◆ ENTRIES SHOWN
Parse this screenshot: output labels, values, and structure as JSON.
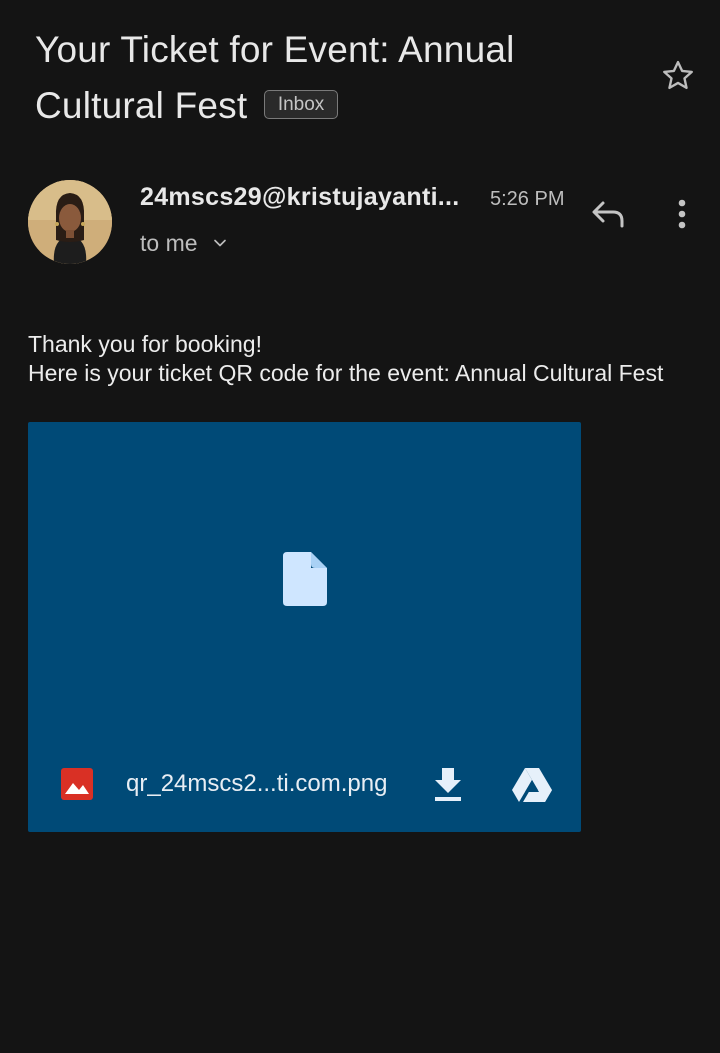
{
  "email": {
    "subject": "Your Ticket for Event: Annual Cultural Fest",
    "label": "Inbox",
    "sender": "24mscs29@kristujayanti...",
    "time": "5:26 PM",
    "recipient": "to me",
    "body_line1": "Thank you for booking!",
    "body_line2": "Here is your ticket QR code for the event: Annual Cultural Fest"
  },
  "attachment": {
    "filename": "qr_24mscs2...ti.com.png",
    "type_icon": "image-file-icon",
    "preview_icon": "generic-file-icon"
  },
  "icons": {
    "star": "star-outline-icon",
    "reply": "reply-arrow-icon",
    "more": "more-vert-icon",
    "chevron": "chevron-down-icon",
    "download": "download-icon",
    "drive": "google-drive-icon"
  },
  "colors": {
    "background": "#141414",
    "attachment_bg": "#004a77",
    "image_icon": "#d93025",
    "file_icon": "#cfe6ff"
  }
}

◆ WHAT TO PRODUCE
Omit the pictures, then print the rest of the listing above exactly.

◆ ANSWER TO THE PROBLEM
Parse this screenshot: output labels, values, and structure as JSON.
{
  "email": {
    "subject": "Your Ticket for Event: Annual Cultural Fest",
    "label": "Inbox",
    "sender": "24mscs29@kristujayanti...",
    "time": "5:26 PM",
    "recipient": "to me",
    "body_line1": "Thank you for booking!",
    "body_line2": "Here is your ticket QR code for the event: Annual Cultural Fest"
  },
  "attachment": {
    "filename": "qr_24mscs2...ti.com.png",
    "type_icon": "image-file-icon",
    "preview_icon": "generic-file-icon"
  },
  "icons": {
    "star": "star-outline-icon",
    "reply": "reply-arrow-icon",
    "more": "more-vert-icon",
    "chevron": "chevron-down-icon",
    "download": "download-icon",
    "drive": "google-drive-icon"
  },
  "colors": {
    "background": "#141414",
    "attachment_bg": "#004a77",
    "image_icon": "#d93025",
    "file_icon": "#cfe6ff"
  }
}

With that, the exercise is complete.